- Decline - this is where your focus shifts only to your existing customers and the tactics to slow the decline process, or help them move on. Remind your customers about features they might have forgotten about.
“You never get a second chance to make a great first impression”, thus make your product visually stand out. The role of the packaging is to create brand recognition and brand image. The Packaging can be as important as Product (for example, the UI), and should be treated as such.
This is the place where you decide on the colour, shape, size... of your logo, materials and UI; and once you do, document brand guidelines to ensure consistency. Packaging helps your target audience to connect to and value your product/brand, therefore it is important that the packaging is also functional and informative.
In the software industry the most important part of packaging are the UI and UX design, as that is how developers interact with your product every day. Your design should be simple and easy to navigate, orient towards problem-solving, be informative and not overwhelming. This is challenging for tech startups like ours, as the target audience is also technical and therefore expects more than in other industries.
Packaging is the first moment of contact and it triggers the purchasing process.
This is the part that helps you shape how you want your customers to perceive your product/brand in the relation to your competitors. Regardless of your efforts (you can be proactive or reactive), market positioning will happen—but you can positively influence customers perception by implementing deliberate market positioning strategies (Promotion is an important contributor to Positioning).
Market positioning or market mapping can help you establish where you are at the moment and help you define where you want to be (budget, low-end, luxury, high-end...). There are a number of methods you can implement in your strategy: a “me too” strategy allows you to position yourself next to the market leader and adapt to their marketing strategy; a differentiate strategy allows you position yourself as far as possible from your competition.
Cloud 66 uses differentiation through the following message: “built by developers for developers”. We focus on making sure we are known as a product company that is developer friendly, and beside the message, we aim to instil this as a core value of our company culture too.
Positioning is the most flexible marketing mix element to create the desired market positioning.
Pricing can be the most complex part of the marketing mix, and it is difficult sometimes to get the balance right.
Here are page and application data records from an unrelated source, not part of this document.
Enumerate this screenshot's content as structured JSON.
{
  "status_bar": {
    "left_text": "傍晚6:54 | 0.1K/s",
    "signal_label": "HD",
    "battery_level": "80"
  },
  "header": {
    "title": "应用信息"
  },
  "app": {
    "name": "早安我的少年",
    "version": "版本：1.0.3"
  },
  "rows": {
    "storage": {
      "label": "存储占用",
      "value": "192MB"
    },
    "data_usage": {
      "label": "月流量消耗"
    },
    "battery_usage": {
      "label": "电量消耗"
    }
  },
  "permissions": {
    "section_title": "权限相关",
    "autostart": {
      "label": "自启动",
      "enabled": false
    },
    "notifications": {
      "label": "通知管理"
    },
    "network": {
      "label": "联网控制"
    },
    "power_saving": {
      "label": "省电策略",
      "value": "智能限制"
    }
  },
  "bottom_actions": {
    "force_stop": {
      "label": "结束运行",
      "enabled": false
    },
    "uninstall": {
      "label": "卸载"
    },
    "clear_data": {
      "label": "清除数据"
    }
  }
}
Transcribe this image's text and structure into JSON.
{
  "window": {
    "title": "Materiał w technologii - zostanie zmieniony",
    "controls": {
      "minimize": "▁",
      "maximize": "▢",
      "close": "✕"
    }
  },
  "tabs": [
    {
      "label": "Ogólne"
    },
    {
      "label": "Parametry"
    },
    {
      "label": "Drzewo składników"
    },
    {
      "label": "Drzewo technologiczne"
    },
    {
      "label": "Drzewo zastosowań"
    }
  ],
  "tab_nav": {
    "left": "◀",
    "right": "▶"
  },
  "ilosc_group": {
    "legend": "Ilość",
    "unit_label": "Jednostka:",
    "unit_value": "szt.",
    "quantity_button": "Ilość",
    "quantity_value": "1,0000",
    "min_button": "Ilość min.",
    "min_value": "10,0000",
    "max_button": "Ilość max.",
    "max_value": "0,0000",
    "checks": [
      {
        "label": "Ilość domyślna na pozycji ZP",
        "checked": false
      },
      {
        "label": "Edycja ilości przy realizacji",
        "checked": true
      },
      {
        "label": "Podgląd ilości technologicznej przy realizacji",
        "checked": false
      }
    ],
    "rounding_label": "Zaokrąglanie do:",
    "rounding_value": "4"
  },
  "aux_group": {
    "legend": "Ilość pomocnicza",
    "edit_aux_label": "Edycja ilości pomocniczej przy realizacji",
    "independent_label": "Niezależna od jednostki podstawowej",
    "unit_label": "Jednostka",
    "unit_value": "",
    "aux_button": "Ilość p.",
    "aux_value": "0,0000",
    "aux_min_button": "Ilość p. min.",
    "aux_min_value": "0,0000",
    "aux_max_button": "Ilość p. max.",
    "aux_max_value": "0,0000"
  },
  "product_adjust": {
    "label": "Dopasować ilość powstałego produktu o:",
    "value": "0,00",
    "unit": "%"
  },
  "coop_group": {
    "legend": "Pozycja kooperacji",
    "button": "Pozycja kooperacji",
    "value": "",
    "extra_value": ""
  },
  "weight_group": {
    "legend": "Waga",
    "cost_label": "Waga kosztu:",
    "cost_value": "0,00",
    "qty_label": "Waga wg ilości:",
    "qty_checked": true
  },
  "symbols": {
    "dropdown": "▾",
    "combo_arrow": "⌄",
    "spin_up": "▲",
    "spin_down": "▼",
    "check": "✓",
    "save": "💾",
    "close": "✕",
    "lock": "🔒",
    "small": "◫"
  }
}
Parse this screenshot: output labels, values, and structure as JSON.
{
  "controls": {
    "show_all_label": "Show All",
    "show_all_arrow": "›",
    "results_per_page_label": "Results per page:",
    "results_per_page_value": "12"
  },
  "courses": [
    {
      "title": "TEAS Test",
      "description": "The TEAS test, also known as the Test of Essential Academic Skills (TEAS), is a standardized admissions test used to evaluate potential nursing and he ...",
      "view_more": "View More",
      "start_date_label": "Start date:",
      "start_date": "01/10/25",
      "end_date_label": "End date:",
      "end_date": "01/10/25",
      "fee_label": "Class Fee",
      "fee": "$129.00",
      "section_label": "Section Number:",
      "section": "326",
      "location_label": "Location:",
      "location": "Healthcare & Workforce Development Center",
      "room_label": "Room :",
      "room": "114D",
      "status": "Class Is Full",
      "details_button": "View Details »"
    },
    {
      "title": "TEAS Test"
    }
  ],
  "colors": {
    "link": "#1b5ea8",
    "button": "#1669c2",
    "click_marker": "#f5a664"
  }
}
Price can be affected by distribution plans, value chain costs and markups and how competitors price a rival product; as much as by the value to the customer. Lucky startups (especially at the earlier stage) can afford to change their pricing strategy. From our experience, a price increase ends up in more churn, as much as 10% lost in new sign-ups in the first quarter after the change (Top tip: grandfather existing customers with the pricing plan they have opted for and reward them for their early trust in you).
Whatever you decide on the pricing plan, remember that price is subjective, and although it directly affects your company’s profitability, it should be based on willingness to pay, not cost (take the iPhone XS, which retails for more than $999: is it really worth that much, or are you paying for the desirability of the brand and model?).
In the end, it is important to get all the other six Ps right and build strong perceived value, to help you build strong value-based pricing strategies.
Where to allocate your marketing budget for a maximum ROI?
As a startup, you have a limited marketing budget at your disposal and you want to make sure that every dollar you spend drives traffic to your website, interest in your product, and brings about conversion. From my experience there are three parts of marketing mix that would add the most value to your tech startup: Product, Place and People. Traditional advertising does not work in a tech setup and with a developer audience, but you can drive your numbers higher through investment in product improvement, distribution channels (with the consideration of the different content types) and community.